*Description of the task*
Make an exact copy of every entry.

Dataset records
________________________________________
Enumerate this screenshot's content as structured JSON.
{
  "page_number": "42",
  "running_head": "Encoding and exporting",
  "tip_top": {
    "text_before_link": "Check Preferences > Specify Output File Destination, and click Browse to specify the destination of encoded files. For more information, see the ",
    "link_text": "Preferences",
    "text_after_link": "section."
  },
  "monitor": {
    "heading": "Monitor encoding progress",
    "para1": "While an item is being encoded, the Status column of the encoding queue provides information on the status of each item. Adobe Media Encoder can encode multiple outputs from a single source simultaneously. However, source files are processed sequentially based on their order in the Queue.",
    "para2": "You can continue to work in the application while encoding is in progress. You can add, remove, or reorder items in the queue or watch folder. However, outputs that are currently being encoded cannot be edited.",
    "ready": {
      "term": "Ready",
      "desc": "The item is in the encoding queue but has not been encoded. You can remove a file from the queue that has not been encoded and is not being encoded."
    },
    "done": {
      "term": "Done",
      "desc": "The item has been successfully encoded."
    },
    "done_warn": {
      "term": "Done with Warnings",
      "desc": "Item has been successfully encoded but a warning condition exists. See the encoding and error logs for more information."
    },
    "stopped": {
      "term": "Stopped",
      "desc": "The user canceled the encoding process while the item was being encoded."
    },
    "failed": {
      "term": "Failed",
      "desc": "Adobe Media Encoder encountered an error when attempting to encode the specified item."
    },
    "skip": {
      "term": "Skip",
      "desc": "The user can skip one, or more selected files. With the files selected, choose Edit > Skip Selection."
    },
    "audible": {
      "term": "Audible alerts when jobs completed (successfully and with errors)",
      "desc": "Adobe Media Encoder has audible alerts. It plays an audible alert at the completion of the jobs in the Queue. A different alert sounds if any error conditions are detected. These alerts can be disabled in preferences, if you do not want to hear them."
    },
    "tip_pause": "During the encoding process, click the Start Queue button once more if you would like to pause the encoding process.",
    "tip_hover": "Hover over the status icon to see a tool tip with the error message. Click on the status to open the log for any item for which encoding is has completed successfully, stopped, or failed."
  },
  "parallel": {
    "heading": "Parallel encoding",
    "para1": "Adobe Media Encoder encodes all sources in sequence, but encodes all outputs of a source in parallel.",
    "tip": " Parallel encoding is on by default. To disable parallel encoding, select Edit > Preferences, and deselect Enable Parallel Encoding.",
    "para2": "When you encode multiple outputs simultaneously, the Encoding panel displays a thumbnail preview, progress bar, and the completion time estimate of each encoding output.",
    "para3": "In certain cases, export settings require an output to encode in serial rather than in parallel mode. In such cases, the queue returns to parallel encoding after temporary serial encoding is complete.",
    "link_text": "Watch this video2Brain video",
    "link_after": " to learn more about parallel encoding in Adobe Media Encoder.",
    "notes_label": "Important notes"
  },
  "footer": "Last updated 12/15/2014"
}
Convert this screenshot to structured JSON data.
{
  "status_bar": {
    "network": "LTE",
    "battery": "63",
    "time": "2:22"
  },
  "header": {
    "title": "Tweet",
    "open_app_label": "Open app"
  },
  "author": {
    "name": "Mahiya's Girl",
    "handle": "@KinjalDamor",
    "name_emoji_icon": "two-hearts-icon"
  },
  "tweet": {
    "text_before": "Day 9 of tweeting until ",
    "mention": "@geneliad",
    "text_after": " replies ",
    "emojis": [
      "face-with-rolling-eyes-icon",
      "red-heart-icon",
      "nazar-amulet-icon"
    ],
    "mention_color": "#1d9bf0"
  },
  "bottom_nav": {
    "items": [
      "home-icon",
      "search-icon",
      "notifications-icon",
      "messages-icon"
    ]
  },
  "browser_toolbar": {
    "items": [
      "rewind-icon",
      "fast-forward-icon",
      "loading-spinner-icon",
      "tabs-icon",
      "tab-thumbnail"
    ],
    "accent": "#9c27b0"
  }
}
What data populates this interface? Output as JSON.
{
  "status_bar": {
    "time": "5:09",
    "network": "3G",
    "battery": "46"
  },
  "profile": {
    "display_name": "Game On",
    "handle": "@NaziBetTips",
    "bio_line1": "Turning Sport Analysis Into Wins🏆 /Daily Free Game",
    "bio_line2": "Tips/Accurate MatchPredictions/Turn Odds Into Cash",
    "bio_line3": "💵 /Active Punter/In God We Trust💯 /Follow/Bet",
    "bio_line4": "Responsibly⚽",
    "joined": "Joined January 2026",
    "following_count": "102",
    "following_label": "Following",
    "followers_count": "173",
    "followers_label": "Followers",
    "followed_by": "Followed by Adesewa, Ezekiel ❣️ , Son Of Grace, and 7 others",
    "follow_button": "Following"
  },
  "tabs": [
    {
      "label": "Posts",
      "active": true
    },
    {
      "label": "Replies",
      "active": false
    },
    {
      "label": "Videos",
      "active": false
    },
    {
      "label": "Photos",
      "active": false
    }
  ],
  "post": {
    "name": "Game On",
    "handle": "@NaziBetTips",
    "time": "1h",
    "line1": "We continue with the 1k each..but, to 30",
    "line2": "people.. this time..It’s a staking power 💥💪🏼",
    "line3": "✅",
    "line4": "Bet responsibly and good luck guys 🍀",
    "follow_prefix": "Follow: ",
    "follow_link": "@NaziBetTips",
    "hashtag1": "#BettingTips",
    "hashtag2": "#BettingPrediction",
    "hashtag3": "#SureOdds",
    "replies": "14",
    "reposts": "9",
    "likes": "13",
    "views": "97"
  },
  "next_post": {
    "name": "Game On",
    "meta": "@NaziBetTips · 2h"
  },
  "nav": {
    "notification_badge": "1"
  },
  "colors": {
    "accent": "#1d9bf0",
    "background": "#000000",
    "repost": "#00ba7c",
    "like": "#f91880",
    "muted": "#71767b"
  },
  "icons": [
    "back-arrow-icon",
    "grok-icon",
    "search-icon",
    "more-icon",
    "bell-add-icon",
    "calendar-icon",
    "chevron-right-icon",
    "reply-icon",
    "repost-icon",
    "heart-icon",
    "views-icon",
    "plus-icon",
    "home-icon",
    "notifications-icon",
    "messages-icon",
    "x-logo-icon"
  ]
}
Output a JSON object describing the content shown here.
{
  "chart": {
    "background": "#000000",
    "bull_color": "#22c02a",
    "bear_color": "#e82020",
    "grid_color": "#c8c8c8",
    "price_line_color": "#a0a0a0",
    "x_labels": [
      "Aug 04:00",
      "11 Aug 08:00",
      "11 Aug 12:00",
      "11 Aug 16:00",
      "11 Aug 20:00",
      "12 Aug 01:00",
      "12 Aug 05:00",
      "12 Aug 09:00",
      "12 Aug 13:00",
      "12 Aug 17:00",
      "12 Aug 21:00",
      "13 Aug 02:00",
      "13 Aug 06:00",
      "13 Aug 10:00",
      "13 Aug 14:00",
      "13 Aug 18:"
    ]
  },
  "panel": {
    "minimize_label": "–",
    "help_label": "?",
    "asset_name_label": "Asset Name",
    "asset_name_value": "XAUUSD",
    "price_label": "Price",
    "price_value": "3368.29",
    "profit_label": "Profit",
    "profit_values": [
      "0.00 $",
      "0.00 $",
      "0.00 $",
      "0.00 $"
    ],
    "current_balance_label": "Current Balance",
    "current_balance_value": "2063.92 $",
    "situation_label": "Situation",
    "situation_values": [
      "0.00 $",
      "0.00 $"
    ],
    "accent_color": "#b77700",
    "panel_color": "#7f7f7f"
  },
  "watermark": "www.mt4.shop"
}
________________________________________
*Solved exercise*
Enumerate this screenshot's content as structured JSON.
{
  "page_number": "42",
  "running_head": "Encoding and exporting",
  "tip_top": {
    "text_before_link": "Check Preferences > Specify Output File Destination, and click Browse to specify the destination of encoded files. For more information, see the ",
    "link_text": "Preferences",
    "text_after_link": "section."
  },
  "monitor": {
    "heading": "Monitor encoding progress",
    "para1": "While an item is being encoded, the Status column of the encoding queue provides information on the status of each item. Adobe Media Encoder can encode multiple outputs from a single source simultaneously. However, source files are processed sequentially based on their order in the Queue.",
    "para2": "You can continue to work in the application while encoding is in progress. You can add, remove, or reorder items in the queue or watch folder. However, outputs that are currently being encoded cannot be edited.",
    "ready": {
      "term": "Ready",
      "desc": "The item is in the encoding queue but has not been encoded. You can remove a file from the queue that has not been encoded and is not being encoded."
    },
    "done": {
      "term": "Done",
      "desc": "The item has been successfully encoded."
    },
    "done_warn": {
      "term": "Done with Warnings",
      "desc": "Item has been successfully encoded but a warning condition exists. See the encoding and error logs for more information."
    },
    "stopped": {
      "term": "Stopped",
      "desc": "The user canceled the encoding process while the item was being encoded."
    },
    "failed": {
      "term": "Failed",
      "desc": "Adobe Media Encoder encountered an error when attempting to encode the specified item."
    },
    "skip": {
      "term": "Skip",
      "desc": "The user can skip one, or more selected files. With the files selected, choose Edit > Skip Selection."
    },
    "audible": {
      "term": "Audible alerts when jobs completed (successfully and with errors)",
      "desc": "Adobe Media Encoder has audible alerts. It plays an audible alert at the completion of the jobs in the Queue. A different alert sounds if any error conditions are detected. These alerts can be disabled in preferences, if you do not want to hear them."
    },
    "tip_pause": "During the encoding process, click the Start Queue button once more if you would like to pause the encoding process.",
    "tip_hover": "Hover over the status icon to see a tool tip with the error message. Click on the status to open the log for any item for which encoding is has completed successfully, stopped, or failed."
  },
  "parallel": {
    "heading": "Parallel encoding",
    "para1": "Adobe Media Encoder encodes all sources in sequence, but encodes all outputs of a source in parallel.",
    "tip": " Parallel encoding is on by default. To disable parallel encoding, select Edit > Preferences, and deselect Enable Parallel Encoding.",
    "para2": "When you encode multiple outputs simultaneously, the Encoding panel displays a thumbnail preview, progress bar, and the completion time estimate of each encoding output.",
    "para3": "In certain cases, export settings require an output to encode in serial rather than in parallel mode. In such cases, the queue returns to parallel encoding after temporary serial encoding is complete.",
    "link_text": "Watch this video2Brain video",
    "link_after": " to learn more about parallel encoding in Adobe Media Encoder.",
    "notes_label": "Important notes"
  },
  "footer": "Last updated 12/15/2014"
}
Convert this screenshot to structured JSON data.
{
  "status_bar": {
    "network": "LTE",
    "battery": "63",
    "time": "2:22"
  },
  "header": {
    "title": "Tweet",
    "open_app_label": "Open app"
  },
  "author": {
    "name": "Mahiya's Girl",
    "handle": "@KinjalDamor",
    "name_emoji_icon": "two-hearts-icon"
  },
  "tweet": {
    "text_before": "Day 9 of tweeting until ",
    "mention": "@geneliad",
    "text_after": " replies ",
    "emojis": [
      "face-with-rolling-eyes-icon",
      "red-heart-icon",
      "nazar-amulet-icon"
    ],
    "mention_color": "#1d9bf0"
  },
  "bottom_nav": {
    "items": [
      "home-icon",
      "search-icon",
      "notifications-icon",
      "messages-icon"
    ]
  },
  "browser_toolbar": {
    "items": [
      "rewind-icon",
      "fast-forward-icon",
      "loading-spinner-icon",
      "tabs-icon",
      "tab-thumbnail"
    ],
    "accent": "#9c27b0"
  }
}
What data populates this interface? Output as JSON.
{
  "status_bar": {
    "time": "5:09",
    "network": "3G",
    "battery": "46"
  },
  "profile": {
    "display_name": "Game On",
    "handle": "@NaziBetTips",
    "bio_line1": "Turning Sport Analysis Into Wins🏆 /Daily Free Game",
    "bio_line2": "Tips/Accurate MatchPredictions/Turn Odds Into Cash",
    "bio_line3": "💵 /Active Punter/In God We Trust💯 /Follow/Bet",
    "bio_line4": "Responsibly⚽",
    "joined": "Joined January 2026",
    "following_count": "102",
    "following_label": "Following",
    "followers_count": "173",
    "followers_label": "Followers",
    "followed_by": "Followed by Adesewa, Ezekiel ❣️ , Son Of Grace, and 7 others",
    "follow_button": "Following"
  },
  "tabs": [
    {
      "label": "Posts",
      "active": true
    },
    {
      "label": "Replies",
      "active": false
    },
    {
      "label": "Videos",
      "active": false
    },
    {
      "label": "Photos",
      "active": false
    }
  ],
  "post": {
    "name": "Game On",
    "handle": "@NaziBetTips",
    "time": "1h",
    "line1": "We continue with the 1k each..but, to 30",
    "line2": "people.. this time..It’s a staking power 💥💪🏼",
    "line3": "✅",
    "line4": "Bet responsibly and good luck guys 🍀",
    "follow_prefix": "Follow: ",
    "follow_link": "@NaziBetTips",
    "hashtag1": "#BettingTips",
    "hashtag2": "#BettingPrediction",
    "hashtag3": "#SureOdds",
    "replies": "14",
    "reposts": "9",
    "likes": "13",
    "views": "97"
  },
  "next_post": {
    "name": "Game On",
    "meta": "@NaziBetTips · 2h"
  },
  "nav": {
    "notification_badge": "1"
  },
  "colors": {
    "accent": "#1d9bf0",
    "background": "#000000",
    "repost": "#00ba7c",
    "like": "#f91880",
    "muted": "#71767b"
  },
  "icons": [
    "back-arrow-icon",
    "grok-icon",
    "search-icon",
    "more-icon",
    "bell-add-icon",
    "calendar-icon",
    "chevron-right-icon",
    "reply-icon",
    "repost-icon",
    "heart-icon",
    "views-icon",
    "plus-icon",
    "home-icon",
    "notifications-icon",
    "messages-icon",
    "x-logo-icon"
  ]
}
Output a JSON object describing the content shown here.
{
  "chart": {
    "background": "#000000",
    "bull_color": "#22c02a",
    "bear_color": "#e82020",
    "grid_color": "#c8c8c8",
    "price_line_color": "#a0a0a0",
    "x_labels": [
      "Aug 04:00",
      "11 Aug 08:00",
      "11 Aug 12:00",
      "11 Aug 16:00",
      "11 Aug 20:00",
      "12 Aug 01:00",
      "12 Aug 05:00",
      "12 Aug 09:00",
      "12 Aug 13:00",
      "12 Aug 17:00",
      "12 Aug 21:00",
      "13 Aug 02:00",
      "13 Aug 06:00",
      "13 Aug 10:00",
      "13 Aug 14:00",
      "13 Aug 18:"
    ]
  },
  "panel": {
    "minimize_label": "–",
    "help_label": "?",
    "asset_name_label": "Asset Name",
    "asset_name_value": "XAUUSD",
    "price_label": "Price",
    "price_value": "3368.29",
    "profit_label": "Profit",
    "profit_values": [
      "0.00 $",
      "0.00 $",
      "0.00 $",
      "0.00 $"
    ],
    "current_balance_label": "Current Balance",
    "current_balance_value": "2063.92 $",
    "situation_label": "Situation",
    "situation_values": [
      "0.00 $",
      "0.00 $"
    ],
    "accent_color": "#b77700",
    "panel_color": "#7f7f7f"
  },
  "watermark": "www.mt4.shop"
}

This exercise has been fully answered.